What You Need to Know about PostgreSQL for Analytics

We did the research and pulled together some useful articles on PostgreSQL so you don’t have to! Read this page to find out some great information on this relational database so you can make your own decisions on data storage and building your analytics stack.

What is PostgreSQL?

PostgreSQL is an open-source object-relational database management system. It is ACID-compliant and transactional and uses and extends the SQL language with features that scale data workloads.

PostgreSQL has been maintained as an open-source database for over 30 years by developers and volunteers in its community, earning its reputation for one of the most commonly used, reliable and well maintained open-source databases with some of the best community support.

For more on PostgreSQL, refer to the official website, documentation, and community.

Should you use PostgreSQL for an Analytics Database?

Data type and structure

The most important question in choosing a database for your business data, is what kind of data are you storing? If your data is structured into one or more tables of columns and rows, a relational database will fit your needs. PostgreSQL is a relational database but that offers an object-oriented database model, in which objects, classes and inheritance are supported in the database schemas and query language.

PostgreSQL works with a variety of data types, and if you are pulling multiple data sources into one place, PostgreSQL allows you to put those different data sources into one dedicated schema.

Database size and performance

If you are under 1 TB of data, PostgreSQL will provide a good price to performance ratio, but it will slow down at about 6 TB.


If you have engineers available for database setup, but less so for ongoing maintenance, PostgreSQL provides a good option as there are less data pipeline fixes required. Additionally, PostgreSQL uses SQL, which is well-known among analysts and engineers and is easy to learn.

If you are comparing PostgreSQL against another open-source relational database, some of our favorite comparisons are:

The Benefits of Using PostgreSQL for Analytics

As a database for business analytical reporting, there are many benefits to choosing PostgreSQL, we have listed just a few below:

PostgreSQL provides an extensive set of querying capabilities, such as combining queries, window functions, and lateral queries. Other relational databases have similar options with workarounds but in PostgreSQL this means less complicated queries (which also means better performance!).

PostgreSQL has a unique feature called Foreign Data Wrapper, which lets you create foreign tables in a PostgreSQL database that are proxies for another data source. This allows you to write a query that combined data from multiple PostgreSQL databases.

PostgreSQL is extensible, meaning it is highly customizable through existing or self-made plugins.
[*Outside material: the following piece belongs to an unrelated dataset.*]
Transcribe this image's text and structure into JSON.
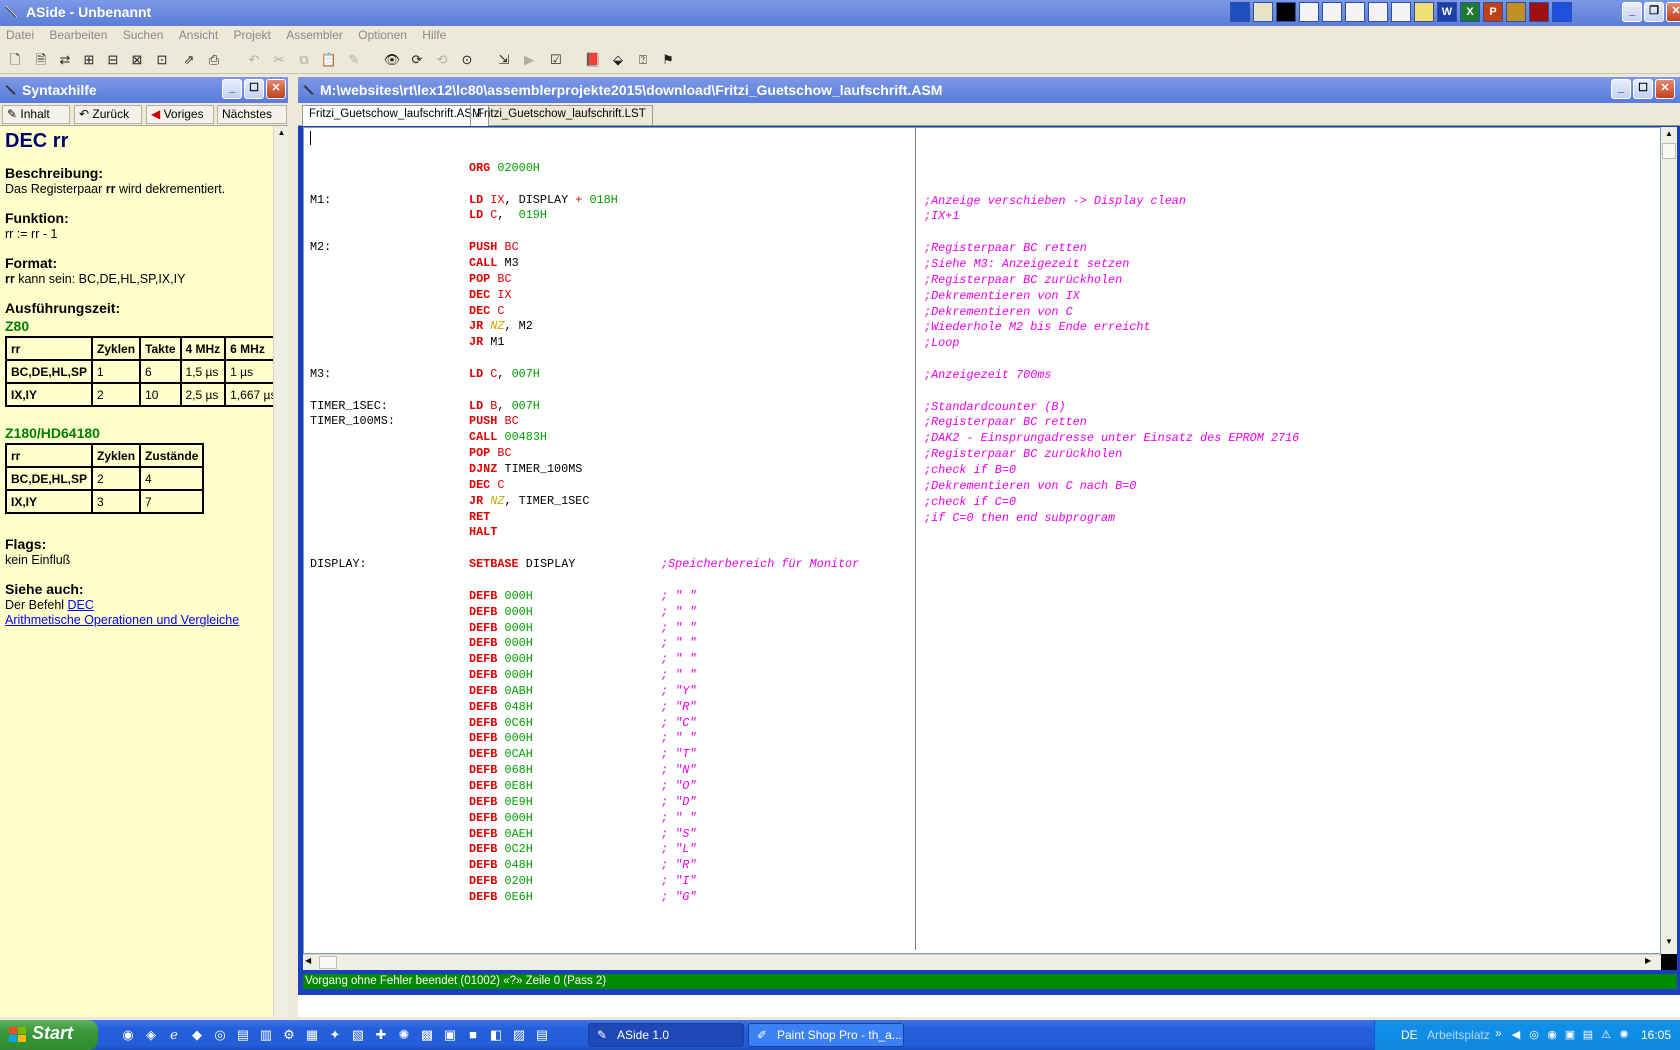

You can define your own data types, index types, functional languages, etc.

As an open-source database, PostgreSQL has great community support and extensive documentation.

Hear from others on why to choose PostgreSQL:

The Limitations of Using PostgreSQL for Analytics

PostgreSQL tends to be less efficient for large datasets, and becomes an issue when scaling up your database.

Similarly, if security, licensing and support are important to your business an option such as MySQL will be more suitable as MySQL is owned by Oracle and offers paid versions for commercial use and enterprise support.

Hear from others on the limitations of PostgreSQL:

Running Data Analytics on PostgreSQL

Choosing PostgreSQL for your reporting database is only the first step to using your database for analytics.

If you are moving data from multiple sources into PostgreSQL you will need to consider if you will build your own data pipeline, but this is an extensive process dependent on your engineering resources. If you are unable to write your own extraction, data collection and transformation processes, you can easily use one of the ETL tools on the market to pipe your data into PostgreSQL.

Some recommendations for moving your data into PostgreSQL:

A different consideration is if you want to move your PostgreSQL into a warehouse to consolidate with your other data sources. In the same sense that there are many ETL processes and tools available to pipe data into PostgreSQL, there are also many options for piping data out of PostgreSQL.

We recommend the following for learning how to move your data out of PostgreSQL:

Finally, you will want to choose how to visualize the data insights you are pulling from PostgreSQL. PostgreSQL integrates well with almost any business intelligence, reporting and visualization option, so choosing your analytics tool depends more on your business needs rather than any PostgreSQL limitations.

Learn more about visualizing PostgreSQL with Chartio: